He smiled gratefully. “Thank you; kindness isn’t something I’m used to.”

Elsa frowned sympathetically. “Mother, over here,” she said, with a beckoning gesture towards somebody.

Looking in the direction she had indicated, Hyroc saw Elsa’s mother coming over to join them.

“I’m sorry about how we first met,” Elsa’s mother said, with a look of displeasure. “You must think we’re terrible people. We thought – we thought you were something else.”

“I understand,” Hyroc said, reluctantly keeping his anger from appearing.

“I want to prove to you we’re not as bad as you think. My name’s Helen, and though you probably already know her name, this is my daughter Elsa.”

“I’m Hyroc.”

“It’s good to meet the one who saved my daughter, Hyroc.”

“See, just like I told you, he’s like everyone else,” Elsa said with a smile.

“Indeed he is,” Elsa’s mother agreed with a smile. She paused. “I have a wonderful idea. How would you like to come over for dinner tomorrow, love?”

Hyroc gave her a surprised look; no one had ever dared to invite him over for dinner.

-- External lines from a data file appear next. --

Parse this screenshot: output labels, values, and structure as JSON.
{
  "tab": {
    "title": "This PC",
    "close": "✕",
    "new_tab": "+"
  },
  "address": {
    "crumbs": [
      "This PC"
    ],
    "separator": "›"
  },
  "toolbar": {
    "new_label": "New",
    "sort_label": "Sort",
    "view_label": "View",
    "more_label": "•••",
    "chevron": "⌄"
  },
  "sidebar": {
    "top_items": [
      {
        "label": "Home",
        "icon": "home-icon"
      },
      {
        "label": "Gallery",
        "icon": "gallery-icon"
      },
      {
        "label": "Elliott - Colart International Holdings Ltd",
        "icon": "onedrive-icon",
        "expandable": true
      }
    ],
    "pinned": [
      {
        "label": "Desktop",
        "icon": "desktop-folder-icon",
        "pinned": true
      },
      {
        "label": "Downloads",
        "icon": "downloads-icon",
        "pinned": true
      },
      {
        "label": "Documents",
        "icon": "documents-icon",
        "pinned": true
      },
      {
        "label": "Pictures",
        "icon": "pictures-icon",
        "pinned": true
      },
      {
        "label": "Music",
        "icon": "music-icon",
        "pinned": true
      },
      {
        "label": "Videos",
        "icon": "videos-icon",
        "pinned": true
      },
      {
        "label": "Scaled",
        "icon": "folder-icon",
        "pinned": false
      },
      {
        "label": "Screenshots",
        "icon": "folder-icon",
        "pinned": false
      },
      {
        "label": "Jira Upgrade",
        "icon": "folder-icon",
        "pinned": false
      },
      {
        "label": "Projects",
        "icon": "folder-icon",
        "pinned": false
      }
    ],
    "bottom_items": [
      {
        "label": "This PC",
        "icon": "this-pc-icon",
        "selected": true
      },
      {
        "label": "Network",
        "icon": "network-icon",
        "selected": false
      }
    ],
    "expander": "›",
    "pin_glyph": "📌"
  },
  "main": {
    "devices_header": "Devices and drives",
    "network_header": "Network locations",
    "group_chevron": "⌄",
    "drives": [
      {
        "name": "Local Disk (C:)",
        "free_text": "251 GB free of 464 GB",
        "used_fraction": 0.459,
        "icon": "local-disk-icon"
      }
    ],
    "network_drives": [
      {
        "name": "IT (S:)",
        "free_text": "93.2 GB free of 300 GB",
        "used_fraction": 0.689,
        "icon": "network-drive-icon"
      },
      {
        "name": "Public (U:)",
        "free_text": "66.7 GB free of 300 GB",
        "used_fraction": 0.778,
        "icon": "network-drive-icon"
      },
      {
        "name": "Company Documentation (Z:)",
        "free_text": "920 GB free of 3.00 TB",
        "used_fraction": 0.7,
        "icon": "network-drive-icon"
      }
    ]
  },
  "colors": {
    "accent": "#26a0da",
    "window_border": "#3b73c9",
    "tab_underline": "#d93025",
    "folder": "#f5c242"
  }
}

What was with this place? “You umm really want me to come into your umm home?”

“Of course we would. With us being neighbors and all, we should get to know each other properly and put the past behind us. It’s the least my family can do after what you did for my daughter.”

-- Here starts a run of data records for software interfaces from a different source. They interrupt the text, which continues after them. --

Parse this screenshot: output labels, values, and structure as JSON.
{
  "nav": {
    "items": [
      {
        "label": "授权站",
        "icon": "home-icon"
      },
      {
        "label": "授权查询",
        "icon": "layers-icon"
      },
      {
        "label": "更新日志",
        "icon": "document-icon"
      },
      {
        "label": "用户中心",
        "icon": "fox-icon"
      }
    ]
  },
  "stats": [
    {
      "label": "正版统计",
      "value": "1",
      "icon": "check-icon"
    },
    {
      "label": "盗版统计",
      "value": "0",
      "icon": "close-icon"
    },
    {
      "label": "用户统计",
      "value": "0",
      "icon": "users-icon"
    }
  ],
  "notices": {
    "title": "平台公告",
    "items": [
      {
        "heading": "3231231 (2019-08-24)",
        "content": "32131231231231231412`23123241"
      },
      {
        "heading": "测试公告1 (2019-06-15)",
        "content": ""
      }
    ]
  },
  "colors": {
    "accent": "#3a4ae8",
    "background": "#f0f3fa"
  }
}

“I – I would like that.”


“You won’t be disappointed by my mother’s cooking,” Elsa said, beaming.

“Anyone’s cooking is better than mine,” Hyroc admitted. The only two recipes he seemed to know were burnt meat and dirt-crusted meat.

“Well, it was nice meeting you, but we should be getting to our errands,” Elsa’s mother said kindly. “We look forward to having you over tomorrow night.”

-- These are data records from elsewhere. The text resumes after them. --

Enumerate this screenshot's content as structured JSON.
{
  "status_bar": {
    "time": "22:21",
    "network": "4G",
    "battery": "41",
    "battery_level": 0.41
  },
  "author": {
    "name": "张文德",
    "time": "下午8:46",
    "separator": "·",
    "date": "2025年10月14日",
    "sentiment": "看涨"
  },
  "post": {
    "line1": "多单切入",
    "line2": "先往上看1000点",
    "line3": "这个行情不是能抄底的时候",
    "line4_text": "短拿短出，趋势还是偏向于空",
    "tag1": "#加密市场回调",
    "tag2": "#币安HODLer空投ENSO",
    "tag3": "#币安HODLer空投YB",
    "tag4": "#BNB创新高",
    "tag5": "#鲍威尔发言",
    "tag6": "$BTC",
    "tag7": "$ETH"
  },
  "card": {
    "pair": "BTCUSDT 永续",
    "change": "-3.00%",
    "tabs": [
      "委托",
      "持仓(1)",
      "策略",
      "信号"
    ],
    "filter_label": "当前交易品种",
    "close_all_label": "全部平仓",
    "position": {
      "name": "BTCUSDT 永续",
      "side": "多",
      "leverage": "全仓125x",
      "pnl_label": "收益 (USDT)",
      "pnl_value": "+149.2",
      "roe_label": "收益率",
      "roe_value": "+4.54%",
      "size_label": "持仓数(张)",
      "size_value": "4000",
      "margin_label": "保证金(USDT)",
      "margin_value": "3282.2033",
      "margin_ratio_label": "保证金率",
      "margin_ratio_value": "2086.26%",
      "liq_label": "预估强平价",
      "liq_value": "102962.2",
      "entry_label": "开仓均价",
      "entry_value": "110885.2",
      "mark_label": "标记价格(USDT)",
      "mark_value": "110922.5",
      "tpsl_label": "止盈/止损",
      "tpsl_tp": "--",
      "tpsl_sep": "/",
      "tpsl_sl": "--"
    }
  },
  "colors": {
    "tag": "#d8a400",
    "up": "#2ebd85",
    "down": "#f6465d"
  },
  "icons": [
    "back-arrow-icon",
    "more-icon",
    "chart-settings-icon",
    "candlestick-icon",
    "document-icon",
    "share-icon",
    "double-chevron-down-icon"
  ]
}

“As do I.”

“Good day,” Elsa and her mother said in turn before heading off toward the shops. Hyroc headed home to put a collar on what would no doubt be a very upset mountain lion.

That night, he waited until Kit had dozed to put the collar on. It went around his neck easily enough, but an instant later, the cub had slid the collar back off. Hyroc growled in frustration. As soon as he came in for another attempt, Kit growled angrily and started swatting at Hyroc with his razor sharp claws. Hyroc backed away, put on his gloves, and ran at the cub. Startled Kit, recoiled leaving an opening in his stance for Hyroc to immobilize him by seizing the scruff of his neck. He lightly placed a foot on Kit’s back just to be sure, then put the collar back on. This time he made sure it was on tight enough.

He laughed triumphantly, releasing his grip on Kit. The infuriated cub flipped over onto his back, latched onto Hyroc’s leg above the boot, and began biting it savagely. Hyroc yelled out in pain and detached the cub’s claws and teeth from his skin. With a hiss, Kit fell onto his side, scratching at the collar. Looking down to examine the extent of his injury at a safe distance from his attacker, Hyroc found a tear in his leggings. He pulled his pant leg up. He didn’t seem to be bleeding but the scratches were deep enough to hurt like he was. Kit struggled to get the collar off for a few minutes without any success. Once he realized it wasn’t coming off, he flopped down on the floor glaring at Hyroc and began making a very irritated growling noise.

“Oh, it’s not that bad,” Hyroc said.

Kit glared at him more severely, and the fiery look in his eyes seemed to say, “Then why don’t you have one?”

“At least I didn’t hit you in the head with a broom!” Hyroc said, reaching for the needle and thread.


Adam Freestone is an Alaskan author and writer of the Sentinel Flame series. He writes fantasy stories but also has a talent for the unexpected. This doesn’t come as much of a surprise considering he has been coming up with stories his whole life. But apart from his writing skills, he isn’t quite what most people would expect. He is a near quadriplegic man afflicted with Muscular Dystrophy, confined to a wheelchair and dependent on a ventilator, but despite everything he has going against him, he never lets it stand in his way. He is a go-getter, animal and nature lover, MDA participant, and smart minded writer. Everything that goes into his stories is carefully considered, nothing he writes goes down casually. His stories are never quite what they first appear to be.